Series I Savings Bonds – a primer
October 25, 2022
What are I Bonds?
Series I Savings Bonds (“Inflation Bonds” or “I Bonds”) are inflation-indexed bonds issued and backed by the U.S. Treasury. I Bonds accrue interest for 30 years.
How do they earn income and how are they taxed?
Interest is earned monthly and compounded semiannually, meaning the interest earned over the previous six months is added to the value of the bond. Accrued interest is paid to the owner of the bond either at maturity or when the bond is cashed in, not when it is earned.
Interest earned during a calendar year is subject to federal income tax in that year, and I bond holders receive form 1099-INT annually. Interest on I Bonds is not subject to state or local income taxes. Holders of I Bonds can elect to defer payment of Federal income taxes on the accrued interest until the bond is redeemed or matures.
How is the interest calculated?
The interest rate is a combination of a “Fixed Rate” and an “Inflation Rate” and is known as the “Combined Rate.”
The Fixed Rate is an annual rate and is set for the life of an I Bond. Once an I Bond is purchased, its Fixed Rate never changes. The current annual Fixed Rate for all new I Bonds is 0.00% and has been between 0.00% and 0.50% since November 2016.
The Inflation Rate is a semiannual rate and adjusts every May 1 and November 1 based on the six-month change in the Consumer Price Index (CPI-U) report. For example, the Inflation Rate used in the May-October 2022 period was determined by the change in the CPI Index from October 2021 – March 2022. The current annualized interest rate is 9.62%. For the five years prior to May 1, 2021, the annualized Inflation Rate was around 2.00%.
The Combined Rate, also a semiannual rate, is the sum of the Fixed Rate and the indexed Inflation Rate and adjusts every May 1 and November 1. The annualized Combined Rate for recently issued bonds (May-October 2022) is 9.62%. The guaranteed minimum Combined Rate is 0.00%, even if there were to be a protracted period of negative inflation (deflation). For the period of 2016-2021, the Combined Rate did not exceed 3.00% annually.
How do I purchase an I Bond?
I Bonds can be purchased through Treasury Direct at www.treasurydirect.gov.
How much can I buy?
An individual can buy up to $10,000 of I Bonds each calendar year, held electronically, and an additional $5,000 in paper bonds when purchased using your federal income tax refund ($5,000 limit per tax return). Trusts can purchase I Bonds and parents can purchase them for their children.
When can I get my money?
I Bonds can be cashed in after holding the bond for 12 months.

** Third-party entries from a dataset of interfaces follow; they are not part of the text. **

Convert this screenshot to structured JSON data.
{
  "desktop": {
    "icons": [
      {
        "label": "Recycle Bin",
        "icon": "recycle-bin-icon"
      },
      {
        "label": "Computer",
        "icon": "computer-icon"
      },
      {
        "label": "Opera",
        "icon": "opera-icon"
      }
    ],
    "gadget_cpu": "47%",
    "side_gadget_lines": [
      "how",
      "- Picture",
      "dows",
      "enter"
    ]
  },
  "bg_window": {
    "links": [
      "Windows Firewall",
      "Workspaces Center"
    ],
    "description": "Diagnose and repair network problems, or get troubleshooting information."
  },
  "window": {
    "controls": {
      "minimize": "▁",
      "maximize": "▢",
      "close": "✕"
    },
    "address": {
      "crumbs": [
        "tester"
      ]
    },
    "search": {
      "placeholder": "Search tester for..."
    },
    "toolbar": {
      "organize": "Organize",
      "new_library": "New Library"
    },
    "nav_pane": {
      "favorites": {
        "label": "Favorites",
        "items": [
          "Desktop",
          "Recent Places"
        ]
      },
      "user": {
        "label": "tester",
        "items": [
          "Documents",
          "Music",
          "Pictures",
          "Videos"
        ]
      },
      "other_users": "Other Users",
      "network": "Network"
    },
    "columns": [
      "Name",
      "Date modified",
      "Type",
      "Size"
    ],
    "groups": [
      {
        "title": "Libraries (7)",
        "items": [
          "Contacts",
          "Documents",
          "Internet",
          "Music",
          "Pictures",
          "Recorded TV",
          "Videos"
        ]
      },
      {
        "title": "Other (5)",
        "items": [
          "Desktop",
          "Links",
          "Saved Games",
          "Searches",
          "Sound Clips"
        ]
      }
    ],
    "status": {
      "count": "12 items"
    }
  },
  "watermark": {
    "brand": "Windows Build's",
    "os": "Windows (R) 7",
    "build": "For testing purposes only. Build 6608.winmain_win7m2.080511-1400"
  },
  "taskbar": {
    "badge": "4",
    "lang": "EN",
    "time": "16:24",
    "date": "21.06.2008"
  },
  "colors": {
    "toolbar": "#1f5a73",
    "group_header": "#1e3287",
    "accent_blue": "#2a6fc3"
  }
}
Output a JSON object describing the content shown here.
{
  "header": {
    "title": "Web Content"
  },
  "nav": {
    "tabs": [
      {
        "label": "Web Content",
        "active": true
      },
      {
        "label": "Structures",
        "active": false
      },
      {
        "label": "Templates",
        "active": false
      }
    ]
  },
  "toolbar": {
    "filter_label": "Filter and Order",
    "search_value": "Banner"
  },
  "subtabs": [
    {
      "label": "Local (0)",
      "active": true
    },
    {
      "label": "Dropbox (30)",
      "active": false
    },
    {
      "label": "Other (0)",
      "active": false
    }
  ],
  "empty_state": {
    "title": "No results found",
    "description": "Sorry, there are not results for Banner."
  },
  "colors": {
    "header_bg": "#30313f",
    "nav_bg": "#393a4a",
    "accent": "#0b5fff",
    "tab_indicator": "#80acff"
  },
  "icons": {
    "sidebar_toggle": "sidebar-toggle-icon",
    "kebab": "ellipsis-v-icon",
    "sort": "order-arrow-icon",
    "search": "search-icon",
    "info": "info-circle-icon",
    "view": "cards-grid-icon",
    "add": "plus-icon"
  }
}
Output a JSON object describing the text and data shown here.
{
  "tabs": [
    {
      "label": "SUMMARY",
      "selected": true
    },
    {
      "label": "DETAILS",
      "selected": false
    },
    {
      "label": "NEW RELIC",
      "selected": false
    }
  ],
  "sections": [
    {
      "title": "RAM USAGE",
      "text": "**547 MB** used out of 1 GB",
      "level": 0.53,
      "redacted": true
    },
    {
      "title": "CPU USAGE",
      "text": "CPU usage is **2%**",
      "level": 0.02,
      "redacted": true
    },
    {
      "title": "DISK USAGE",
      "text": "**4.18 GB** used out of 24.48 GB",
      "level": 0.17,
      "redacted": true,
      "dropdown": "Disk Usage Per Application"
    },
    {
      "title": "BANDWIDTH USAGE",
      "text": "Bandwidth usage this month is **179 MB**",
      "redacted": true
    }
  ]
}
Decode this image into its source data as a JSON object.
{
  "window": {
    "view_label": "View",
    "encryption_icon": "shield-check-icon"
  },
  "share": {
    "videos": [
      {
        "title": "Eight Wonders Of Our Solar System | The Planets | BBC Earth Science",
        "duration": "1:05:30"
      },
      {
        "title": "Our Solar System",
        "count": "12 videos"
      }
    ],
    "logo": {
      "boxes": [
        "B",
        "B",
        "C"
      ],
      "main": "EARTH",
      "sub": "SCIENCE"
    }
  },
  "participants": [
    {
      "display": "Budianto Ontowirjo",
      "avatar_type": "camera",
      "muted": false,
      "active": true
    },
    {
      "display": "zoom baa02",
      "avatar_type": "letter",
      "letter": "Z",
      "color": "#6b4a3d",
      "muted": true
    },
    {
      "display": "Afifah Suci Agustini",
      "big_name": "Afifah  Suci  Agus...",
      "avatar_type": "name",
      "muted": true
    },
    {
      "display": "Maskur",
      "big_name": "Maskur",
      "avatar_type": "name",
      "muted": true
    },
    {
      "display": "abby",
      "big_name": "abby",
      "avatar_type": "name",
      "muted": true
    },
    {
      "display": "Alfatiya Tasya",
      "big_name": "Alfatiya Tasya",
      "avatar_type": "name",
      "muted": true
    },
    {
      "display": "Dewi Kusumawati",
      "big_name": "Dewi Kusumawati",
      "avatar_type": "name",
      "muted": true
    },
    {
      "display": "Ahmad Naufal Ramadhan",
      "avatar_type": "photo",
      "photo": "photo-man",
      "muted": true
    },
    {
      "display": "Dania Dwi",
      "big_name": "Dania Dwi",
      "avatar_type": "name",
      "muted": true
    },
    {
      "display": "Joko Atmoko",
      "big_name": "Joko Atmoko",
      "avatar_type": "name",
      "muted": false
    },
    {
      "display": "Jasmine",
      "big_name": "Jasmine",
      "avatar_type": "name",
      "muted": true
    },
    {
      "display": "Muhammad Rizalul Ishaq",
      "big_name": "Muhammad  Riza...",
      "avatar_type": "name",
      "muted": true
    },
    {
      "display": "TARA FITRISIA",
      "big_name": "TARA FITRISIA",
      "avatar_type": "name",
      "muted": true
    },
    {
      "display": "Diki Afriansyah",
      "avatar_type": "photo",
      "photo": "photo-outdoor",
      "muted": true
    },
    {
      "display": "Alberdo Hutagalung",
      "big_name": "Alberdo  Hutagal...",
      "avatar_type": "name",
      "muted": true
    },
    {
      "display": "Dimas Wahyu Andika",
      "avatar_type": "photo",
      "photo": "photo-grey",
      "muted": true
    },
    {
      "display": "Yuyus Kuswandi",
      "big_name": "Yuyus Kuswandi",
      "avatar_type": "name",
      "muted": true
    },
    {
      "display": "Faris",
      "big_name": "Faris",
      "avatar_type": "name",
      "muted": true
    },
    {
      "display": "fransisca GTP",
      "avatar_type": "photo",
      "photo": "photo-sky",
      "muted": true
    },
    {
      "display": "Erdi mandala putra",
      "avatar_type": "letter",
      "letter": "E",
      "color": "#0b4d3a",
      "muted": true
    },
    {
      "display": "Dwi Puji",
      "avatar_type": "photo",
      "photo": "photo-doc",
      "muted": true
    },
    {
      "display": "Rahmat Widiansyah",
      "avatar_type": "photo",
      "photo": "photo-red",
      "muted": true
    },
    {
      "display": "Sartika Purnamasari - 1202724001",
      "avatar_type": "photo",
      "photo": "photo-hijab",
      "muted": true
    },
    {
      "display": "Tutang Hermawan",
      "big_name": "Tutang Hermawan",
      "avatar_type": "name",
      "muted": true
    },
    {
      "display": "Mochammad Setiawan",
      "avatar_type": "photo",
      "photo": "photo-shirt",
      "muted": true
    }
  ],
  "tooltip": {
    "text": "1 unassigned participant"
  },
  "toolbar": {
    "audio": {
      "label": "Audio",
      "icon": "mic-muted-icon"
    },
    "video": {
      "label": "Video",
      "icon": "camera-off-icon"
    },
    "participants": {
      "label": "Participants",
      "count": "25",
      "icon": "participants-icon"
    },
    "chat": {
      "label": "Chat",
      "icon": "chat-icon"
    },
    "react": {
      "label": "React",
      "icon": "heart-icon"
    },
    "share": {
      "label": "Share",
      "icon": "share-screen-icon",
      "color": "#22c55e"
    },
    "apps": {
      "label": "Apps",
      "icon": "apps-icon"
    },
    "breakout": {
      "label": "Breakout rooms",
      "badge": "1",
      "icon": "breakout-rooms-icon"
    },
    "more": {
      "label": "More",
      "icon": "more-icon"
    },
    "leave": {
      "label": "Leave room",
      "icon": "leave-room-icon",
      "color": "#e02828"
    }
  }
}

However, a penalty of 3 months’ interest is charged if a bond is redeemed that has been held for less than five years.
- I Bonds are designed to provide returns that keep up with inflation before federal taxes.
- I Bond interest rates are most attractive when inflation rises and remains high.
- I Bond returns should decline as inflation declines and can be as low as 0.00%.
- Unless one chooses to defer the payment of Federal income taxes, some investors may not be comfortable paying taxes on interest income accrued but not yet collected, since interest on I Bonds is only collected at the time of redemption.
- This is the first time the U.S. economy has seen a protracted period of inflation since the Volker era (the late 1970s).
- If investors believe the Federal Reserve will succeed in bringing inflation down to their target of 2%, high-quality long-term bonds, both taxable and tax free, should provide most investors with better returns than I Bonds over the intermediate and long term.
- The small amount of I Bonds one can purchase annually is not meaningful for affluent individuals.
Sources: U.S. Treasury (https://www.treasurydirect.gov/)
Download a copy of this I Bonds primer